Top tasks matter. Visitors come to your website with specific goals in mind. Using a top-task methodology can be particularly useful when redesigning your homepage. But, top tasks aren’t the whole story.
Our government websites also have a large range of tiny tasks that, when managed carefully, have the potential to deliver value.
In The Stranger’s Long Neck, Gerry McGovern explains how, when visitors come to your website, they have a small set of top tasks they want to complete quickly and easily. He calls these tasks the “long neck.” They’re also sometimes referred to as the “short head.”
According to McGovern, the breakdown is:
- 5% of content accounts for 25% of the demand (the long neck);
- 35% of content accounts for 55% of the demand (the body);
- 60% of content accounts for 20% of the demand (the long tail).
Amazon and other businesses have realized great success by focusing on the long tail. A former Amazon employee once explained why they focus on the long tail instead of bestsellers by saying, “We sold more books today that didn’t sell at all yesterday than we sold today of all the books that did sell yesterday.”
While a tongue twister, it drives home how a search box (with good, relevant content behind it) can meet the demands of the long tail.

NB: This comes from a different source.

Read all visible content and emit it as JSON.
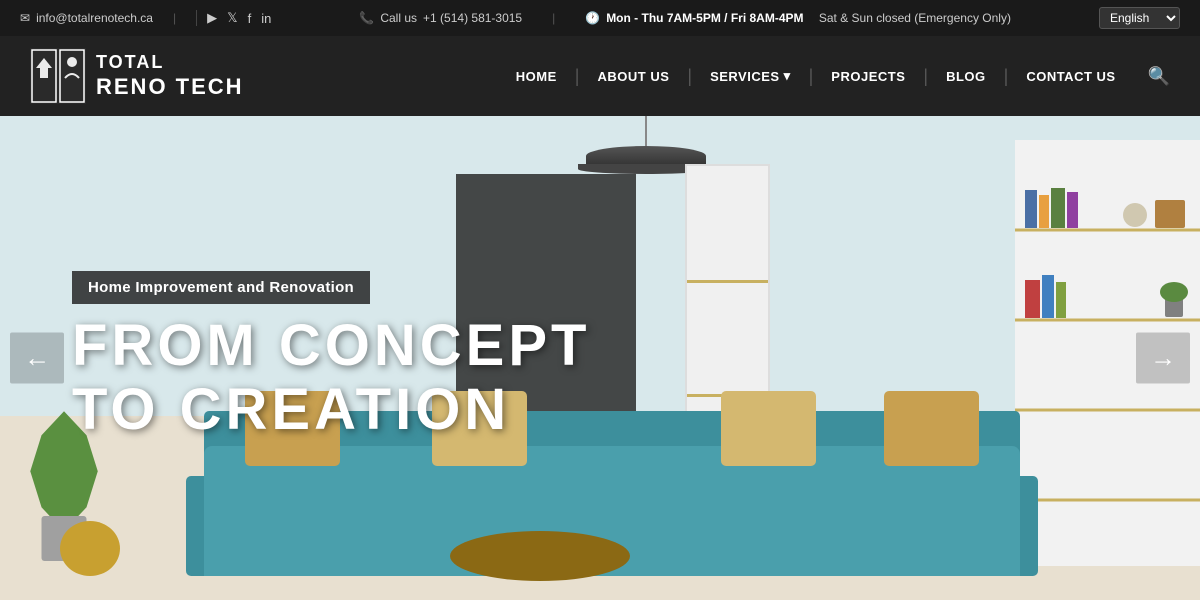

At DigitalGov Search, we power the search box on 1,500 government websites and, like Amazon, we’ve found that we got more searches on terms today that didn’t get searched yesterday than we got searches today on all the terms that got searched yesterday—by quite a bit!

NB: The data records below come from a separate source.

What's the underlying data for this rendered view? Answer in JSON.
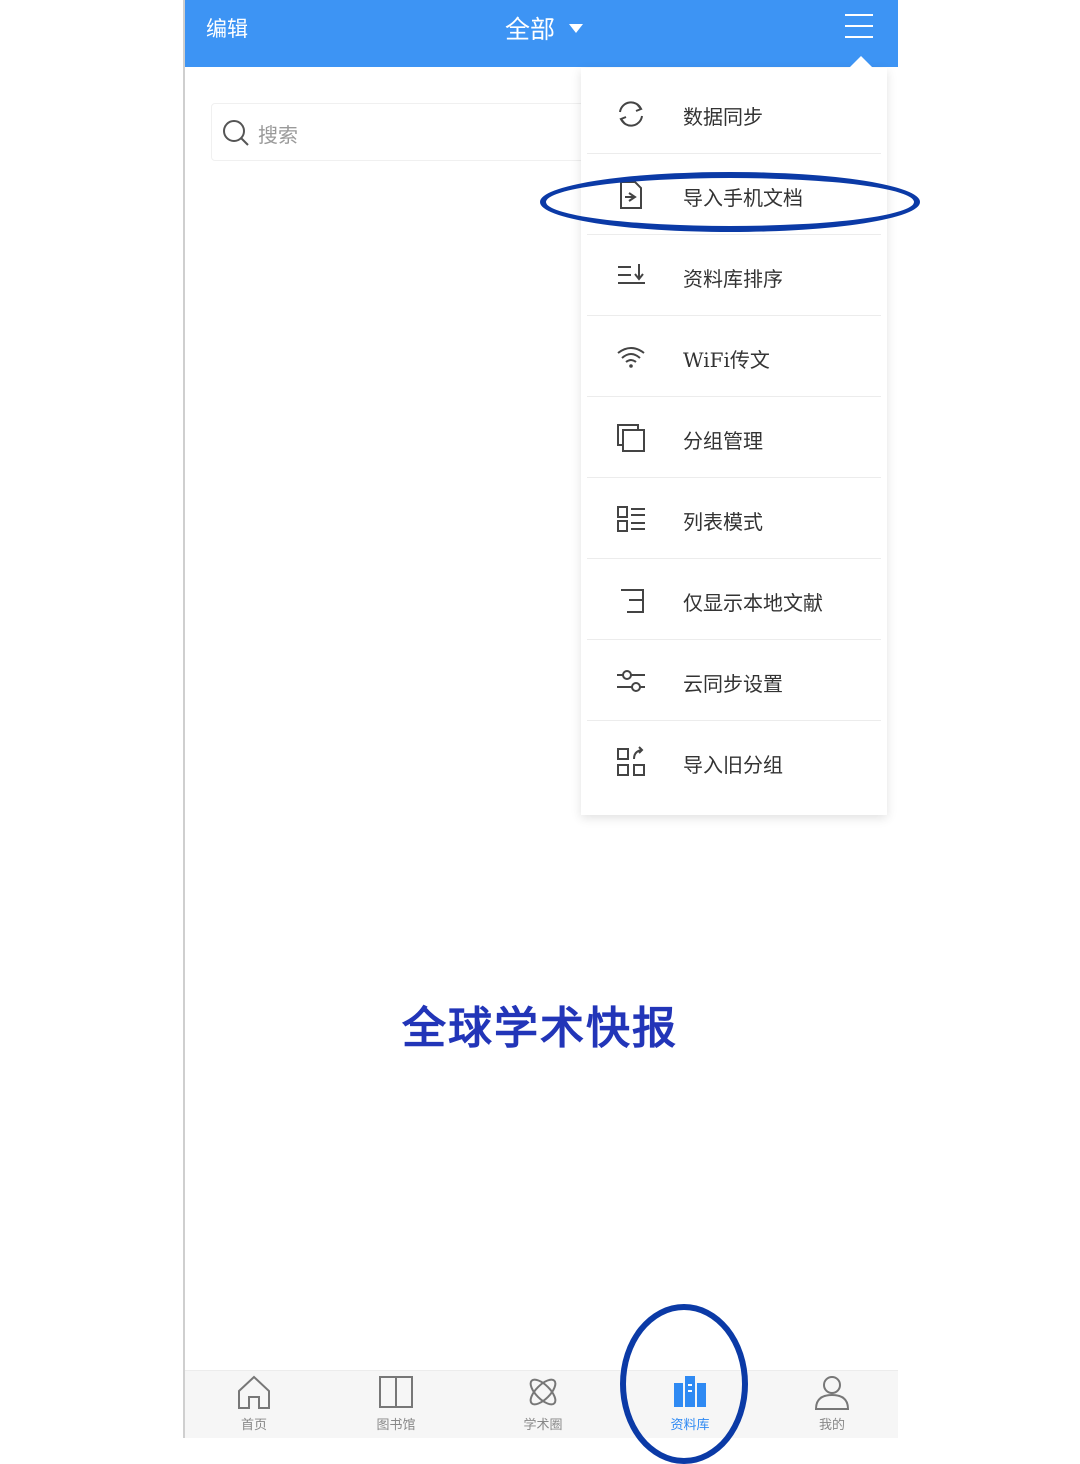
{
  "topbar": {
    "edit_label": "编辑",
    "filter_label": "全部",
    "accent": "#3d94f4"
  },
  "search": {
    "placeholder": "搜索"
  },
  "menu": {
    "items": [
      {
        "label": "数据同步",
        "icon": "sync-icon"
      },
      {
        "label": "导入手机文档",
        "icon": "import-file-icon"
      },
      {
        "label": "资料库排序",
        "icon": "sort-icon"
      },
      {
        "label": "WiFi传文",
        "icon": "wifi-icon"
      },
      {
        "label": "分组管理",
        "icon": "group-icon"
      },
      {
        "label": "列表模式",
        "icon": "list-mode-icon"
      },
      {
        "label": "仅显示本地文献",
        "icon": "local-only-icon"
      },
      {
        "label": "云同步设置",
        "icon": "settings-sliders-icon"
      },
      {
        "label": "导入旧分组",
        "icon": "import-group-icon"
      }
    ]
  },
  "headline": "全球学术快报",
  "tabbar": {
    "tabs": [
      {
        "label": "首页",
        "icon": "home-icon"
      },
      {
        "label": "图书馆",
        "icon": "book-icon"
      },
      {
        "label": "学术圈",
        "icon": "atom-icon"
      },
      {
        "label": "资料库",
        "icon": "library-icon",
        "active": true
      },
      {
        "label": "我的",
        "icon": "user-icon"
      }
    ],
    "active_color": "#2f8af3"
  }
}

Number of searches on terms today that didn’t get any searches yesterday: 50,713.
Number of searches today on all the terms that got searched on yesterday: 31,215.
Do your search analytics tell the same story? Look at them, and use them to deliver value and help your site’s visitors complete their long tail tasks.Edit